# Task statement:
All of the data below needs to be set down again, exactly as shown.

Records contained in a dataset
══════════════════════════════
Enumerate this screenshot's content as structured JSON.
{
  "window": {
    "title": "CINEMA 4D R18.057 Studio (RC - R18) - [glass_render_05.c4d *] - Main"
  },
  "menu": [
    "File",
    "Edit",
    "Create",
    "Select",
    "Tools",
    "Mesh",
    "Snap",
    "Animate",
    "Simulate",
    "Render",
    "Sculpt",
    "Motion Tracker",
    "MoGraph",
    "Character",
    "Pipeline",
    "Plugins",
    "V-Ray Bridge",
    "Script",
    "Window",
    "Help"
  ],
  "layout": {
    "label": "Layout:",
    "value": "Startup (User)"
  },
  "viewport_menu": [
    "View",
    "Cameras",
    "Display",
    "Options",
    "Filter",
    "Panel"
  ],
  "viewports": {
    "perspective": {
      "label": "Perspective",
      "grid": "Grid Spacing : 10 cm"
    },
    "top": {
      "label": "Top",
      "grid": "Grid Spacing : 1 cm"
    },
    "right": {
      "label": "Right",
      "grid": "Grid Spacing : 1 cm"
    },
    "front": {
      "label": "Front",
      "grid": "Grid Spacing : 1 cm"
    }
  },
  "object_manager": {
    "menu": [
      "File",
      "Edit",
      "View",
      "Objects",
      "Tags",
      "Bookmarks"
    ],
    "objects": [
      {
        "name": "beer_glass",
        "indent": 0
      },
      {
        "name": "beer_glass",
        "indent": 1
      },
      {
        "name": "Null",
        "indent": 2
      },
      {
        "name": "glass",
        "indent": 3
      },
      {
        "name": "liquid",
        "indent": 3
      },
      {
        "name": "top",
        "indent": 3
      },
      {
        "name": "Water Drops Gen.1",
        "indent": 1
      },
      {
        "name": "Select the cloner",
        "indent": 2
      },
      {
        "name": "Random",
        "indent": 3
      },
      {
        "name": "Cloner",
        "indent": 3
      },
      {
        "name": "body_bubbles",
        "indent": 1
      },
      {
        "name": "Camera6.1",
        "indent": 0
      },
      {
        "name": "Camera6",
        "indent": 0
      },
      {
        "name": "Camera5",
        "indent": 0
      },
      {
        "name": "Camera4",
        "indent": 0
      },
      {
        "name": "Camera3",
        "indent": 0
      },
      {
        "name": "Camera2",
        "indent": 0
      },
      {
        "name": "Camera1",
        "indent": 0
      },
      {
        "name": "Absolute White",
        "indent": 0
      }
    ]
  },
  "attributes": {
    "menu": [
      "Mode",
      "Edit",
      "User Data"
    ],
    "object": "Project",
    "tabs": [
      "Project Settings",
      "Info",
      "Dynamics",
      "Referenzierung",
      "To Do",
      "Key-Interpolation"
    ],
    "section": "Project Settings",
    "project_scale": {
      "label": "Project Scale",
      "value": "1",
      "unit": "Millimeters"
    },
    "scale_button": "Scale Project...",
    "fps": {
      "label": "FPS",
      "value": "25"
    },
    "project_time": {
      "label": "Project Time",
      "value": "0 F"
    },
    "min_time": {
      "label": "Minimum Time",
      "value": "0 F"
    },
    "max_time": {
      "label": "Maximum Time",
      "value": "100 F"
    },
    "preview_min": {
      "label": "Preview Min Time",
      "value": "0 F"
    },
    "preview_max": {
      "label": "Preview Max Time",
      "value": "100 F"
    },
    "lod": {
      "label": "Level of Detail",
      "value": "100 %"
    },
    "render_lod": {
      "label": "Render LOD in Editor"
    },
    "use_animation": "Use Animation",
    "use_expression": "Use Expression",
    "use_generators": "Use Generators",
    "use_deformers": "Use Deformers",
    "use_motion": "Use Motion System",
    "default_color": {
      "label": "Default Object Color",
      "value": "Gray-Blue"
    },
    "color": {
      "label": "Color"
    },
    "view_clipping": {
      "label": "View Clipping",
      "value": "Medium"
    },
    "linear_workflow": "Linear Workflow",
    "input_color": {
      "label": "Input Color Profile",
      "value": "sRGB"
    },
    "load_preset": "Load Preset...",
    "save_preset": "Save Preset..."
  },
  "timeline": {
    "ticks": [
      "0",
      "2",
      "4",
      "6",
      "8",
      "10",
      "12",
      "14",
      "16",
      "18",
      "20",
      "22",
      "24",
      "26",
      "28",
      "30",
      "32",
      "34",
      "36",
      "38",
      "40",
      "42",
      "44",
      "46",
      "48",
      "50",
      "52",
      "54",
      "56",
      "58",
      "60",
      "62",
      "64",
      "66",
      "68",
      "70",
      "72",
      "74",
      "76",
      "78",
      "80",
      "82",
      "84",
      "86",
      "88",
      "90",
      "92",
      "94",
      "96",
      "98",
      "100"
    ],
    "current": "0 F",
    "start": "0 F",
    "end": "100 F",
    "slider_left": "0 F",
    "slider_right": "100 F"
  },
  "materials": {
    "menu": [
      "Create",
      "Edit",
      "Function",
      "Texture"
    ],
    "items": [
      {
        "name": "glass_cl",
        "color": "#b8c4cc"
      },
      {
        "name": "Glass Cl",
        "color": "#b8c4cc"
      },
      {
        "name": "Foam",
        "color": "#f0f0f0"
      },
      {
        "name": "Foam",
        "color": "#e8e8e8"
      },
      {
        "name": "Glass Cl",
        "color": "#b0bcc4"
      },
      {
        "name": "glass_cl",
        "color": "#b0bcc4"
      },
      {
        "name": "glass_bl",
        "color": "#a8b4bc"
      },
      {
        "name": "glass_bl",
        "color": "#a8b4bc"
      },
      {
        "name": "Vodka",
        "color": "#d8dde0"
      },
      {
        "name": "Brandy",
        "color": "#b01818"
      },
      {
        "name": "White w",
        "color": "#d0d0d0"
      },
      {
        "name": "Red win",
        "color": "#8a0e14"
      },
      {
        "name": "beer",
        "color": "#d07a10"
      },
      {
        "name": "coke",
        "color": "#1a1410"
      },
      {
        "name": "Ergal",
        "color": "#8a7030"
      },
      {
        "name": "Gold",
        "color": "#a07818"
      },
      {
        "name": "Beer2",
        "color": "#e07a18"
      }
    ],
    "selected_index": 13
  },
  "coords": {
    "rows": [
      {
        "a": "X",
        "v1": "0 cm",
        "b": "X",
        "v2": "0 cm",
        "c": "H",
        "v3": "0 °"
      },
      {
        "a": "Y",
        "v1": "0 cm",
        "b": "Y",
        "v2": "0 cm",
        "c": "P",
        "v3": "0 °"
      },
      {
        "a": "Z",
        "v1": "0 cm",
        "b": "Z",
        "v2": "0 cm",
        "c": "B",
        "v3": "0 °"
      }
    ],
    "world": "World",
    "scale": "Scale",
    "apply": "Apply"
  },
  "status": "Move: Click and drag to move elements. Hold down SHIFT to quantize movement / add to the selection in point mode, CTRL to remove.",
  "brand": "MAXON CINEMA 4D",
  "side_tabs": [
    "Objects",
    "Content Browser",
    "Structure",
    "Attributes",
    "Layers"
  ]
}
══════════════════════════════
# Task output:
Enumerate this screenshot's content as structured JSON.
{
  "window": {
    "title": "CINEMA 4D R18.057 Studio (RC - R18) - [glass_render_05.c4d *] - Main"
  },
  "menu": [
    "File",
    "Edit",
    "Create",
    "Select",
    "Tools",
    "Mesh",
    "Snap",
    "Animate",
    "Simulate",
    "Render",
    "Sculpt",
    "Motion Tracker",
    "MoGraph",
    "Character",
    "Pipeline",
    "Plugins",
    "V-Ray Bridge",
    "Script",
    "Window",
    "Help"
  ],
  "layout": {
    "label": "Layout:",
    "value": "Startup (User)"
  },
  "viewport_menu": [
    "View",
    "Cameras",
    "Display",
    "Options",
    "Filter",
    "Panel"
  ],
  "viewports": {
    "perspective": {
      "label": "Perspective",
      "grid": "Grid Spacing : 10 cm"
    },
    "top": {
      "label": "Top",
      "grid": "Grid Spacing : 1 cm"
    },
    "right": {
      "label": "Right",
      "grid": "Grid Spacing : 1 cm"
    },
    "front": {
      "label": "Front",
      "grid": "Grid Spacing : 1 cm"
    }
  },
  "object_manager": {
    "menu": [
      "File",
      "Edit",
      "View",
      "Objects",
      "Tags",
      "Bookmarks"
    ],
    "objects": [
      {
        "name": "beer_glass",
        "indent": 0
      },
      {
        "name": "beer_glass",
        "indent": 1
      },
      {
        "name": "Null",
        "indent": 2
      },
      {
        "name": "glass",
        "indent": 3
      },
      {
        "name": "liquid",
        "indent": 3
      },
      {
        "name": "top",
        "indent": 3
      },
      {
        "name": "Water Drops Gen.1",
        "indent": 1
      },
      {
        "name": "Select the cloner",
        "indent": 2
      },
      {
        "name": "Random",
        "indent": 3
      },
      {
        "name": "Cloner",
        "indent": 3
      },
      {
        "name": "body_bubbles",
        "indent": 1
      },
      {
        "name": "Camera6.1",
        "indent": 0
      },
      {
        "name": "Camera6",
        "indent": 0
      },
      {
        "name": "Camera5",
        "indent": 0
      },
      {
        "name": "Camera4",
        "indent": 0
      },
      {
        "name": "Camera3",
        "indent": 0
      },
      {
        "name": "Camera2",
        "indent": 0
      },
      {
        "name": "Camera1",
        "indent": 0
      },
      {
        "name": "Absolute White",
        "indent": 0
      }
    ]
  },
  "attributes": {
    "menu": [
      "Mode",
      "Edit",
      "User Data"
    ],
    "object": "Project",
    "tabs": [
      "Project Settings",
      "Info",
      "Dynamics",
      "Referenzierung",
      "To Do",
      "Key-Interpolation"
    ],
    "section": "Project Settings",
    "project_scale": {
      "label": "Project Scale",
      "value": "1",
      "unit": "Millimeters"
    },
    "scale_button": "Scale Project...",
    "fps": {
      "label": "FPS",
      "value": "25"
    },
    "project_time": {
      "label": "Project Time",
      "value": "0 F"
    },
    "min_time": {
      "label": "Minimum Time",
      "value": "0 F"
    },
    "max_time": {
      "label": "Maximum Time",
      "value": "100 F"
    },
    "preview_min": {
      "label": "Preview Min Time",
      "value": "0 F"
    },
    "preview_max": {
      "label": "Preview Max Time",
      "value": "100 F"
    },
    "lod": {
      "label": "Level of Detail",
      "value": "100 %"
    },
    "render_lod": {
      "label": "Render LOD in Editor"
    },
    "use_animation": "Use Animation",
    "use_expression": "Use Expression",
    "use_generators": "Use Generators",
    "use_deformers": "Use Deformers",
    "use_motion": "Use Motion System",
    "default_color": {
      "label": "Default Object Color",
      "value": "Gray-Blue"
    },
    "color": {
      "label": "Color"
    },
    "view_clipping": {
      "label": "View Clipping",
      "value": "Medium"
    },
    "linear_workflow": "Linear Workflow",
    "input_color": {
      "label": "Input Color Profile",
      "value": "sRGB"
    },
    "load_preset": "Load Preset...",
    "save_preset": "Save Preset..."
  },
  "timeline": {
    "ticks": [
      "0",
      "2",
      "4",
      "6",
      "8",
      "10",
      "12",
      "14",
      "16",
      "18",
      "20",
      "22",
      "24",
      "26",
      "28",
      "30",
      "32",
      "34",
      "36",
      "38",
      "40",
      "42",
      "44",
      "46",
      "48",
      "50",
      "52",
      "54",
      "56",
      "58",
      "60",
      "62",
      "64",
      "66",
      "68",
      "70",
      "72",
      "74",
      "76",
      "78",
      "80",
      "82",
      "84",
      "86",
      "88",
      "90",
      "92",
      "94",
      "96",
      "98",
      "100"
    ],
    "current": "0 F",
    "start": "0 F",
    "end": "100 F",
    "slider_left": "0 F",
    "slider_right": "100 F"
  },
  "materials": {
    "menu": [
      "Create",
      "Edit",
      "Function",
      "Texture"
    ],
    "items": [
      {
        "name": "glass_cl",
        "color": "#b8c4cc"
      },
      {
        "name": "Glass Cl",
        "color": "#b8c4cc"
      },
      {
        "name": "Foam",
        "color": "#f0f0f0"
      },
      {
        "name": "Foam",
        "color": "#e8e8e8"
      },
      {
        "name": "Glass Cl",
        "color": "#b0bcc4"
      },
      {
        "name": "glass_cl",
        "color": "#b0bcc4"
      },
      {
        "name": "glass_bl",
        "color": "#a8b4bc"
      },
      {
        "name": "glass_bl",
        "color": "#a8b4bc"
      },
      {
        "name": "Vodka",
        "color": "#d8dde0"
      },
      {
        "name": "Brandy",
        "color": "#b01818"
      },
      {
        "name": "White w",
        "color": "#d0d0d0"
      },
      {
        "name": "Red win",
        "color": "#8a0e14"
      },
      {
        "name": "beer",
        "color": "#d07a10"
      },
      {
        "name": "coke",
        "color": "#1a1410"
      },
      {
        "name": "Ergal",
        "color": "#8a7030"
      },
      {
        "name": "Gold",
        "color": "#a07818"
      },
      {
        "name": "Beer2",
        "color": "#e07a18"
      }
    ],
    "selected_index": 13
  },
  "coords": {
    "rows": [
      {
        "a": "X",
        "v1": "0 cm",
        "b": "X",
        "v2": "0 cm",
        "c": "H",
        "v3": "0 °"
      },
      {
        "a": "Y",
        "v1": "0 cm",
        "b": "Y",
        "v2": "0 cm",
        "c": "P",
        "v3": "0 °"
      },
      {
        "a": "Z",
        "v1": "0 cm",
        "b": "Z",
        "v2": "0 cm",
        "c": "B",
        "v3": "0 °"
      }
    ],
    "world": "World",
    "scale": "Scale",
    "apply": "Apply"
  },
  "status": "Move: Click and drag to move elements. Hold down SHIFT to quantize movement / add to the selection in point mode, CTRL to remove.",
  "brand": "MAXON CINEMA 4D",
  "side_tabs": [
    "Objects",
    "Content Browser",
    "Structure",
    "Attributes",
    "Layers"
  ]
}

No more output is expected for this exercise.